━━ Input ━━

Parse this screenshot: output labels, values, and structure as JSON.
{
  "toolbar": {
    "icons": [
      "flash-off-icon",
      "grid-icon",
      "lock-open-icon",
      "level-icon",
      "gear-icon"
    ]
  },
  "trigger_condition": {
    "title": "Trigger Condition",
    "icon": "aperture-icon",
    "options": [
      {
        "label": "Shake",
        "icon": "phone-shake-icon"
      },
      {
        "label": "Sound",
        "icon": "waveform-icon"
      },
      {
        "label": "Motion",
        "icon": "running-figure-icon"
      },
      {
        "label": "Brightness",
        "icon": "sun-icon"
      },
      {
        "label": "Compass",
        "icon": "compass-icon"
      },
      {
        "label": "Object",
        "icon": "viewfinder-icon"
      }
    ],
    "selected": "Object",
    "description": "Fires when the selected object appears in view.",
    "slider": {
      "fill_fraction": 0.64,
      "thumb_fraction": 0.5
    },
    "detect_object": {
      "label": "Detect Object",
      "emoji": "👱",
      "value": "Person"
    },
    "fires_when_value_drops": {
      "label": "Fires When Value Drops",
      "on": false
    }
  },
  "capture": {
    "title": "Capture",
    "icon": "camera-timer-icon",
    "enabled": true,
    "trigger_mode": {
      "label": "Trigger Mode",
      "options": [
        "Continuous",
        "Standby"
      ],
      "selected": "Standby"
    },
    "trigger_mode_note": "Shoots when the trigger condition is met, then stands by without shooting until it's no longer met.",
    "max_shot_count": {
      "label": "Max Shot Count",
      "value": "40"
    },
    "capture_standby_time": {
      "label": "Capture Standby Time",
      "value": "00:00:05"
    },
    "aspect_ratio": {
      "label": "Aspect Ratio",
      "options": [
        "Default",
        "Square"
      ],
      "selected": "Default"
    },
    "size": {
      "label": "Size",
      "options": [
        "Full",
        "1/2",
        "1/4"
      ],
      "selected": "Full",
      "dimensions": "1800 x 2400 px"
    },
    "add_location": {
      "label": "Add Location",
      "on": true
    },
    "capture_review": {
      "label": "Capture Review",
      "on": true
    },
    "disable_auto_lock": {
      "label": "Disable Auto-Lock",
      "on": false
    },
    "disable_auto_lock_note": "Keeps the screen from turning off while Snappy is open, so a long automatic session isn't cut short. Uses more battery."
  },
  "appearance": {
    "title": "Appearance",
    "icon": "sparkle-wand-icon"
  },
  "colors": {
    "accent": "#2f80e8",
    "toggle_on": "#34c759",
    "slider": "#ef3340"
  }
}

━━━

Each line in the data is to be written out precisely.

*Problem solution*.
Parse this screenshot: output labels, values, and structure as JSON.
{
  "toolbar": {
    "icons": [
      "flash-off-icon",
      "grid-icon",
      "lock-open-icon",
      "level-icon",
      "gear-icon"
    ]
  },
  "trigger_condition": {
    "title": "Trigger Condition",
    "icon": "aperture-icon",
    "options": [
      {
        "label": "Shake",
        "icon": "phone-shake-icon"
      },
      {
        "label": "Sound",
        "icon": "waveform-icon"
      },
      {
        "label": "Motion",
        "icon": "running-figure-icon"
      },
      {
        "label": "Brightness",
        "icon": "sun-icon"
      },
      {
        "label": "Compass",
        "icon": "compass-icon"
      },
      {
        "label": "Object",
        "icon": "viewfinder-icon"
      }
    ],
    "selected": "Object",
    "description": "Fires when the selected object appears in view.",
    "slider": {
      "fill_fraction": 0.64,
      "thumb_fraction": 0.5
    },
    "detect_object": {
      "label": "Detect Object",
      "emoji": "👱",
      "value": "Person"
    },
    "fires_when_value_drops": {
      "label": "Fires When Value Drops",
      "on": false
    }
  },
  "capture": {
    "title": "Capture",
    "icon": "camera-timer-icon",
    "enabled": true,
    "trigger_mode": {
      "label": "Trigger Mode",
      "options": [
        "Continuous",
        "Standby"
      ],
      "selected": "Standby"
    },
    "trigger_mode_note": "Shoots when the trigger condition is met, then stands by without shooting until it's no longer met.",
    "max_shot_count": {
      "label": "Max Shot Count",
      "value": "40"
    },
    "capture_standby_time": {
      "label": "Capture Standby Time",
      "value": "00:00:05"
    },
    "aspect_ratio": {
      "label": "Aspect Ratio",
      "options": [
        "Default",
        "Square"
      ],
      "selected": "Default"
    },
    "size": {
      "label": "Size",
      "options": [
        "Full",
        "1/2",
        "1/4"
      ],
      "selected": "Full",
      "dimensions": "1800 x 2400 px"
    },
    "add_location": {
      "label": "Add Location",
      "on": true
    },
    "capture_review": {
      "label": "Capture Review",
      "on": true
    },
    "disable_auto_lock": {
      "label": "Disable Auto-Lock",
      "on": false
    },
    "disable_auto_lock_note": "Keeps the screen from turning off while Snappy is open, so a long automatic session isn't cut short. Uses more battery."
  },
  "appearance": {
    "title": "Appearance",
    "icon": "sparkle-wand-icon"
  },
  "colors": {
    "accent": "#2f80e8",
    "toggle_on": "#34c759",
    "slider": "#ef3340"
  }
}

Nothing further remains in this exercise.